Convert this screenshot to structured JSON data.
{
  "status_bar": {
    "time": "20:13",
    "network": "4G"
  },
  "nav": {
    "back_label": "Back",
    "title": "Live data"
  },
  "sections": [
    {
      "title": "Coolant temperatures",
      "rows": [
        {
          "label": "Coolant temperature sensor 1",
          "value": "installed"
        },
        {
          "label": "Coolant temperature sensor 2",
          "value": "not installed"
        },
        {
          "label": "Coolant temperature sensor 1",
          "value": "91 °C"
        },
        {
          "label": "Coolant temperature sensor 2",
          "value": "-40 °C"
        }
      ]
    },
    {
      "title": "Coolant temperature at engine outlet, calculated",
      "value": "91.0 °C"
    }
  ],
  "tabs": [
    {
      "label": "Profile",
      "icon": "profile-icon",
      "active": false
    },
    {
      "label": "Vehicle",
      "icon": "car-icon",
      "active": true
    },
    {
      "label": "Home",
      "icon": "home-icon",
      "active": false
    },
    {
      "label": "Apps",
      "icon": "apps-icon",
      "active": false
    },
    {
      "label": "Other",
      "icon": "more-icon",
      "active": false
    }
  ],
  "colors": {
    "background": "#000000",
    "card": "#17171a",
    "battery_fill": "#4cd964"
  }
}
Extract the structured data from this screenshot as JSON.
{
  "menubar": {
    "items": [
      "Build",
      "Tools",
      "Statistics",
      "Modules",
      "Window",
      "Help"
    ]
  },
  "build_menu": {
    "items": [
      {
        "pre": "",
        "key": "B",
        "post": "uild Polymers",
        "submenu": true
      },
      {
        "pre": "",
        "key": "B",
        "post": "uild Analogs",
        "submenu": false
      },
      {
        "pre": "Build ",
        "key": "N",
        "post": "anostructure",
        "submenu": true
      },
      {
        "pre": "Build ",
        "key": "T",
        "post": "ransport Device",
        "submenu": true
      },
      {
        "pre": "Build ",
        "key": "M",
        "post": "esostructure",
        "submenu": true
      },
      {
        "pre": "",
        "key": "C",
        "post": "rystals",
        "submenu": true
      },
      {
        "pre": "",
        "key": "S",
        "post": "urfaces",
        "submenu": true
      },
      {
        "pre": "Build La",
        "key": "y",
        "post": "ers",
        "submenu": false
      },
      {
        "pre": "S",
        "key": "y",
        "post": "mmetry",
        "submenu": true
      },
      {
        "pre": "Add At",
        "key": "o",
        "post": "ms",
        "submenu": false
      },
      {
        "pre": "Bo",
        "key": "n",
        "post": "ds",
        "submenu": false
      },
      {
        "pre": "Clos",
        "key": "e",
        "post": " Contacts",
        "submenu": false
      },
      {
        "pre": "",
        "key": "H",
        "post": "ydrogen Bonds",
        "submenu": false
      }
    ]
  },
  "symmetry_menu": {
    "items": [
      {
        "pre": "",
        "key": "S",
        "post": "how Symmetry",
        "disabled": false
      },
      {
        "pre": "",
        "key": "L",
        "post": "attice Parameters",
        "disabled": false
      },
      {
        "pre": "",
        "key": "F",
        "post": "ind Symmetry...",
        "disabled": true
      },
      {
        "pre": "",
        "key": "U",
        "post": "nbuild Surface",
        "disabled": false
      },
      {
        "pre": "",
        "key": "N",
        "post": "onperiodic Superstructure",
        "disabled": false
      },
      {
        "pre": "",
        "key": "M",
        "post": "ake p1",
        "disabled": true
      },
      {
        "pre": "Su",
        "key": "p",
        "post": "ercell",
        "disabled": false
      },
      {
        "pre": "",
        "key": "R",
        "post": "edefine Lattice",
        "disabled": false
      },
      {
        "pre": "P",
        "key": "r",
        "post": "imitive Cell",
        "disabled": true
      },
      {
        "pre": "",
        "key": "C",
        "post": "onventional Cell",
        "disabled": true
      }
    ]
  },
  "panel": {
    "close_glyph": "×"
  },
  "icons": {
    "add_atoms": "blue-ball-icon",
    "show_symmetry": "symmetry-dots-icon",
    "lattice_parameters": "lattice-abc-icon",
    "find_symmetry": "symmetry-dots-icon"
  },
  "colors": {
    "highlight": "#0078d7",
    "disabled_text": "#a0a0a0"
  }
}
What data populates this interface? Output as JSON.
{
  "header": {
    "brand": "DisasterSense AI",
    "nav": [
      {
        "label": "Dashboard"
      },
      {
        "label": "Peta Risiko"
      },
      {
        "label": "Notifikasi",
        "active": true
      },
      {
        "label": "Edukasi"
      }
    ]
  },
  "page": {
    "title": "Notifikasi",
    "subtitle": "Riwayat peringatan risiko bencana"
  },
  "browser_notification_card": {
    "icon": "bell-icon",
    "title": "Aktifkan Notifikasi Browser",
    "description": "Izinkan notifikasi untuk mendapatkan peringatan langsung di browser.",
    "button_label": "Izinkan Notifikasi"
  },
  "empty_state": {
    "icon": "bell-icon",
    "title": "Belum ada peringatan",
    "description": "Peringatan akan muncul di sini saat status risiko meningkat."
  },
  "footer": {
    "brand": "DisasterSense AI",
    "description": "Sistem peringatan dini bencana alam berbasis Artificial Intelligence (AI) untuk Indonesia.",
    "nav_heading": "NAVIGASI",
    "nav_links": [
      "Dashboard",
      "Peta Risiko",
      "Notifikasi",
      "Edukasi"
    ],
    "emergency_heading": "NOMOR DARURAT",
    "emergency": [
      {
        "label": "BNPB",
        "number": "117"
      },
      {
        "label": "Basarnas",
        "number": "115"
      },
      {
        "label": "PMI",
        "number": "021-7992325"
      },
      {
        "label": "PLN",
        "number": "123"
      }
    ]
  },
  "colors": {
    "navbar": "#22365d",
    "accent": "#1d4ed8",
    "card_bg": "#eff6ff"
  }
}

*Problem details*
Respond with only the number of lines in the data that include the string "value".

*Solution*
5